"The source of tension, the root of most human problems, is our binary world -- the either or, you or me, black or white, Christian or Muslim," Genesis Breyer P-Orridge said when in Pittsburgh for the exhibition opening.
The Pandrogyne concept is "never either/or but both/and. It's not exclusive. It's extraordinarily inclusive," Mr. Chambers explained.
It's also quite romantic, in the uber-love shared by the Breyer P-Orridges that drove the desire to eliminate distinctions and become one. In their encompassing devotion to and idealization of love, they follow in the tradition of the great British Romantic poets. The transcendent component of the joining suggests spirituality.
"I always thought art was a spiritual journey," Genesis Breyer P-Orridge said.
Beyond that fusion are other possibilities that may be achieved once humankind frees itself from the presumed confines of its DNA. "Once you let go of the notion that the body has to look a certain way," doors are opened to a new "evolutionary trajectory," Genesis Breyer P-Orridge said.
In pursuit of the Pandrogyne state, Genesis Breyer P-Orridge and Lady Jaye Breyer P-Orridge initiated a number of measures, some of which were physical, such as receiving breast implants or hormone therapy. "Sometimes they were not as invasive, such as changing a hairstyle," Mr. Chambers said. "Sometimes they were just altering their behavior."
With the untimely death of Lady Jaye Breyer P-Orridge, Genesis Breyer P-Orridge is "the embodiment of the Pandrogyne Project," Mr. Chambers said.
While Genesis Breyer P-Orridge acknowledged occasional loneliness, s/he still feels connected to Lady Jaye and said they continue to work together. Their experience of Buddhism led them to "the conclusion that there is reincarnation," the artist said. "She is in another dimension. We do feel her presence," s/he said using the plural that has become second-nature.
The unconventional nature of the Pandrogyne Project, and of its artworks including the central sentient one, is admittedly a challenge that the viewer has to make peace with. But as with other contemporary artists who work in extreme modes, the earnest intent is dialogue, not sensationalism. Consider Orlan (implications of body modification through cosmetic surgery) and Stelarc (exploration of body-Internet compatibility), both of whom Genesis Breyer P-Orridge knows.
It's a discussion for which s/he has done the difficult groundwork. The opportunity to listen and to consider is ours.

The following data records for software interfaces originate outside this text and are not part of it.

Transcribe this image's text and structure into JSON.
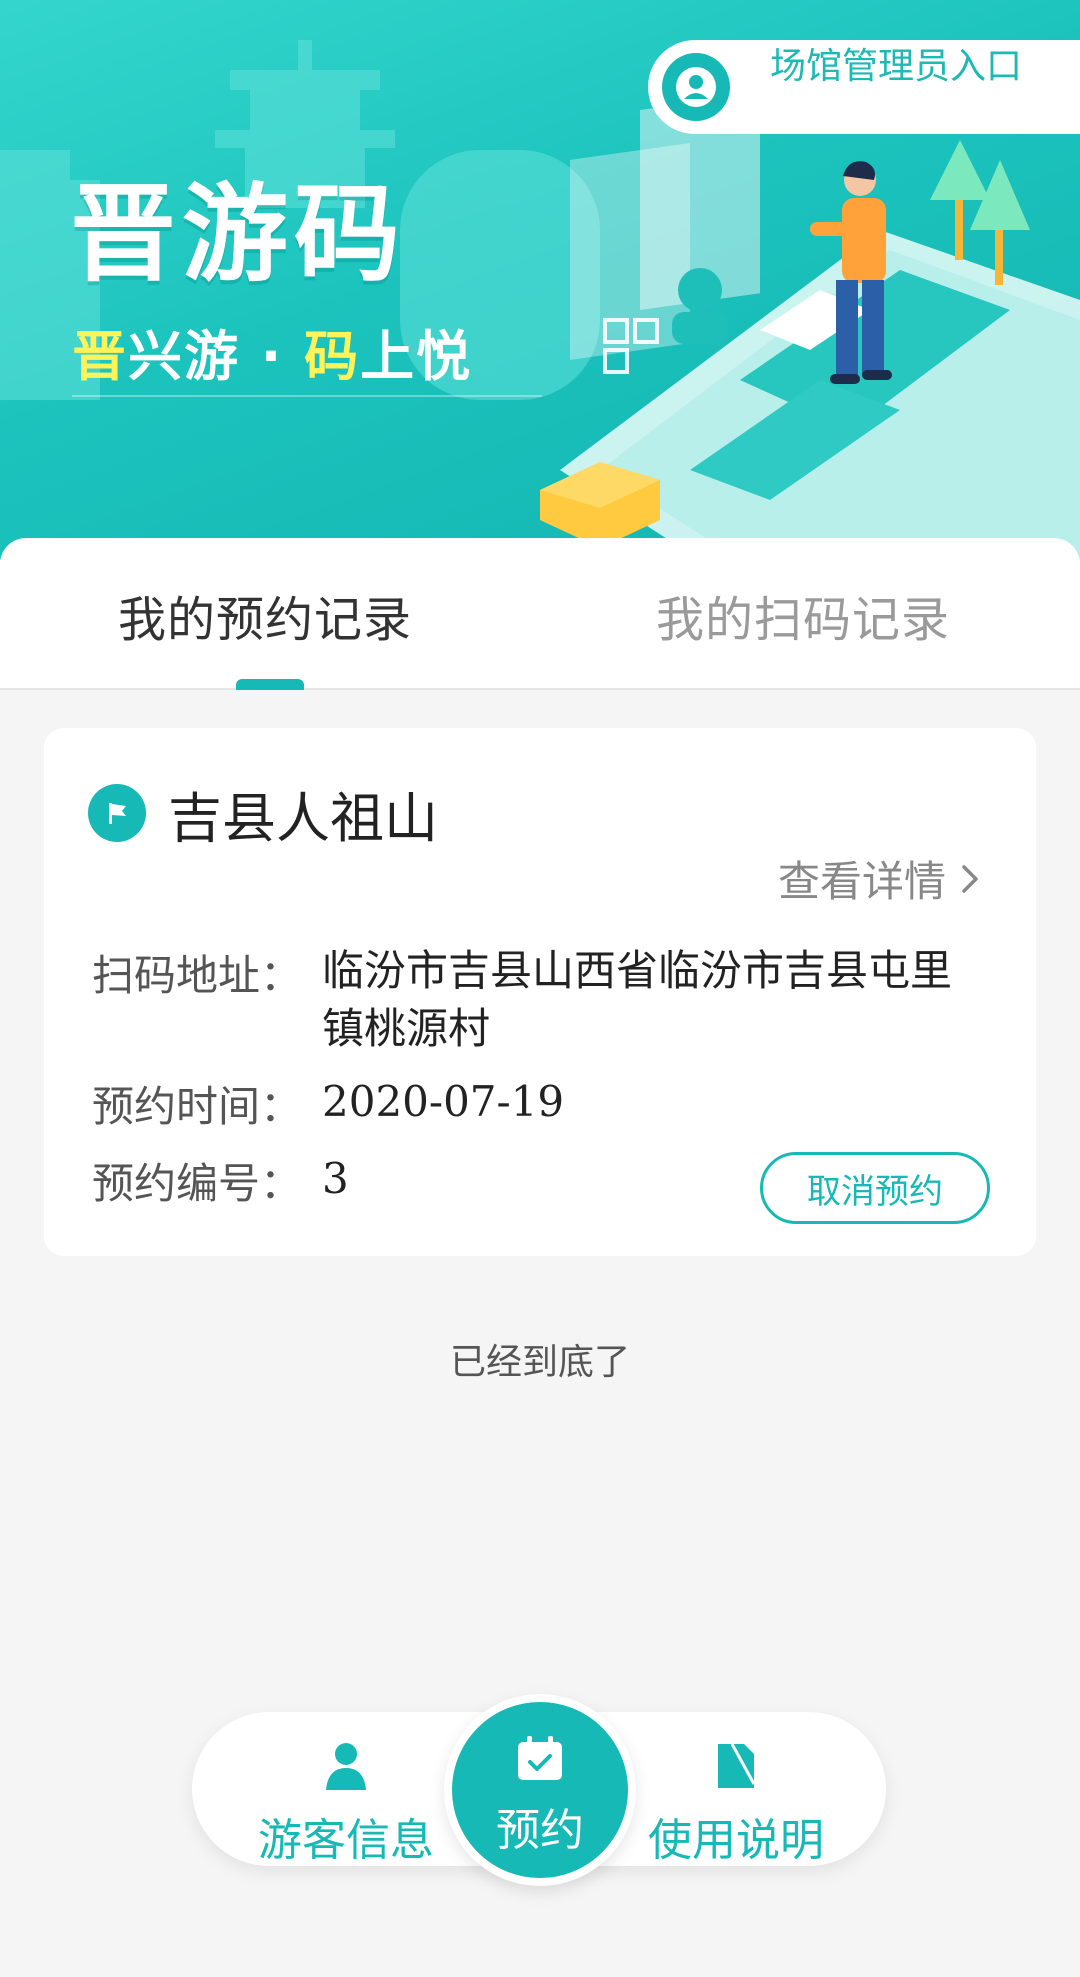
{
  "banner": {
    "title": "晋游码",
    "slogan_part1": "晋",
    "slogan_part2": "兴游 · ",
    "slogan_part3": "码",
    "slogan_part4": "上悦",
    "admin_entry_label": "场馆管理员入口"
  },
  "tabs": [
    {
      "label": "我的预约记录",
      "active": true
    },
    {
      "label": "我的扫码记录",
      "active": false
    }
  ],
  "reservation": {
    "venue_name": "吉县人祖山",
    "detail_link": "查看详情",
    "address_label": "扫码地址：",
    "address_value": "临汾市吉县山西省临汾市吉县屯里镇桃源村",
    "time_label": "预约时间：",
    "time_value": "2020-07-19",
    "number_label": "预约编号：",
    "number_value": "3",
    "cancel_label": "取消预约"
  },
  "list_end_text": "已经到底了",
  "bottom_nav": {
    "left_label": "游客信息",
    "center_label": "预约",
    "right_label": "使用说明"
  },
  "colors": {
    "accent": "#16b9b6",
    "banner_yellow": "#fff35a",
    "page_bg": "#f5f5f5"
  },
  "icons": {
    "admin": "user-avatar-icon",
    "venue": "flag-icon",
    "detail": "chevron-right-icon",
    "nav_left": "user-icon",
    "nav_center": "calendar-check-icon",
    "nav_right": "document-icon"
  }
}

Genesis Breyer P-Orridge will perform with the group Psychic TV/PTV 3 at 8 p.m. Aug. 16 at the New Hazlett Theater, North Side ($25; $20 students and members). S/he will give a talk at 2 p.m. Aug. 17 at The Warhol (free with museum admission).
The exhibition continues through Sept. 15 at 117 Sandusky St., North Side. Hours are 10 a.m. to 5 p.m. Tuesday through Sunday and until 10 p.m. Friday. Admission is $20; students and others ages 3-18, $10; 5-10 p.m. Friday, half-price. Also continuing through Sept. 15 are "Caldwell Linker: All Through the Night" and "Nick Bubash: The Patron Saint of White Guys That Went Tribal and Other Works."
Related Voices Gallery Talks are "Queer and Brown in Steeltown with Raquel Rodrigez and Ayanah Moor," 2 p.m. Aug. 24, and "Troubling the Line: An Excerpt -- Poetry Reading and Conversation With Jenny Johnson and Ari Banias," 2 p.m. Aug. 31 (free with museum admission).
For information or Psychic TV tickets, call 412-237-8300 or visit www.warhol.org.
Post-Gazette art critic Mary Thomas: firstname.lastname@example.org or 412-263-1925. First Published August 7, 2013 4:00 AM